This is a new tool in the warchest on the war against deforestation.
Everyone agrees that deforestation is a problem: it not only affects our biodiversity but our climate as well. However, gauging the impact of deforestation is not a simple task – measuring lost forest cover doesn’t does not tell you its impact on the affected area.
Or so it used to be. Scientists have now developed a new technique that capitalizes on the capability of satellite maps to track the attrition between forests and its impact on the environment.
The technique can show whether tree losses are serious enough to create larger distances between forests or whether they are relatively mild patch among trees.
As noted by Harvard’s Aaron Ellison in the New York Times, this new methodology will only do so much to tackle deforestation.
While existing methods, such as studying large forests as a series of smaller ones, can pick up some subtle loss of forest cover, the newer approach could help identify the most damaging instances of deforestation and offer suggestions as to which area needs the most help.
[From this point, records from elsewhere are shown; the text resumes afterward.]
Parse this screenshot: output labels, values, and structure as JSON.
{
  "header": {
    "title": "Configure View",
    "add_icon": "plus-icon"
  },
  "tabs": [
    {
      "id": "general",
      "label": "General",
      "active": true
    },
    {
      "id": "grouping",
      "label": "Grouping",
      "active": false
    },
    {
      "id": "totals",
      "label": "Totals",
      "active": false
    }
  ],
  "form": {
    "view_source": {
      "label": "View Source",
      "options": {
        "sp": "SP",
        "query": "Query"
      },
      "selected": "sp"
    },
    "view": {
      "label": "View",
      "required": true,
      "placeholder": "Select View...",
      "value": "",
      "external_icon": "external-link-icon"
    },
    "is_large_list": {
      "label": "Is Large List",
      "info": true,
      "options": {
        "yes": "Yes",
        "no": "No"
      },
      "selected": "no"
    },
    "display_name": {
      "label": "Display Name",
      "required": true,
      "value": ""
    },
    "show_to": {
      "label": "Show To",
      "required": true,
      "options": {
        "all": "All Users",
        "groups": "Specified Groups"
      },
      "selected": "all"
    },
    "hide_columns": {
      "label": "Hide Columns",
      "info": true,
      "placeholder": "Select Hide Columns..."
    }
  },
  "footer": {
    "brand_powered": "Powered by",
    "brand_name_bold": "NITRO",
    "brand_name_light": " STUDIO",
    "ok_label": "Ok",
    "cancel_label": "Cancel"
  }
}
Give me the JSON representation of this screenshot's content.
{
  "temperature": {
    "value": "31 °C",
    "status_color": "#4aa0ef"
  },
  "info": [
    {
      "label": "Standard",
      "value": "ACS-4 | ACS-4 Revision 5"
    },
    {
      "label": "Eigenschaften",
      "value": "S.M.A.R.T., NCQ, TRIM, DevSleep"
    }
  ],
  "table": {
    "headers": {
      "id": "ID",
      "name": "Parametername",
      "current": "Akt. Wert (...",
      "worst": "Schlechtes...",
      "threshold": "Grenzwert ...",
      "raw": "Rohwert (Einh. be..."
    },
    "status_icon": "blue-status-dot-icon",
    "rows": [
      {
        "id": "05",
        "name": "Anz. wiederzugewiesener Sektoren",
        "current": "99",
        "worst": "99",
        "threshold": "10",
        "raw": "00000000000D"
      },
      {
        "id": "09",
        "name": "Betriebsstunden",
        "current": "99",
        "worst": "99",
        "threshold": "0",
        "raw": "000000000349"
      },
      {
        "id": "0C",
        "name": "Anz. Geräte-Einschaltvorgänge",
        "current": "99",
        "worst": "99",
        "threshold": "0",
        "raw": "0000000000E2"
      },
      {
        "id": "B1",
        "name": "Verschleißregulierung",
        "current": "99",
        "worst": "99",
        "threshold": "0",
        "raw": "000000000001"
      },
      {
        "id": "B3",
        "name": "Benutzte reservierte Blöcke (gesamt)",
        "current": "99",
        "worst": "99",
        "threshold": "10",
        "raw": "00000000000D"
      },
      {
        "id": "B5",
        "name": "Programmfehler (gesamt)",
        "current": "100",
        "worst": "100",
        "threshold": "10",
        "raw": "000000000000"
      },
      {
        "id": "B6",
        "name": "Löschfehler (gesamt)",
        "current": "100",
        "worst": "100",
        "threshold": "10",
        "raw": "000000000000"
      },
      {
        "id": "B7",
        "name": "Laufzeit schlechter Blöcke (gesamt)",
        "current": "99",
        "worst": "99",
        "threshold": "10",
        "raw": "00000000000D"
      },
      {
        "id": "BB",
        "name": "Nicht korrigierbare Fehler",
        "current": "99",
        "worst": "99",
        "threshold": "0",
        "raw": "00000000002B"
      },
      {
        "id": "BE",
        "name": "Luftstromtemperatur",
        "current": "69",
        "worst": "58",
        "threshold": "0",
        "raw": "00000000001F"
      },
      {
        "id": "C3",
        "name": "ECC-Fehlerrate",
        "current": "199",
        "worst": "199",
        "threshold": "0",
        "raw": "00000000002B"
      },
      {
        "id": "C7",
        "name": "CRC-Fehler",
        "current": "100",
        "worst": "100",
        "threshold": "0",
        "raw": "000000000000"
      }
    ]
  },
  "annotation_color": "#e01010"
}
Although it is not the same as replanting forests or reduce the rate of deforestation, it could nevertheless draw your attention on areas which otherwise could get overlooked.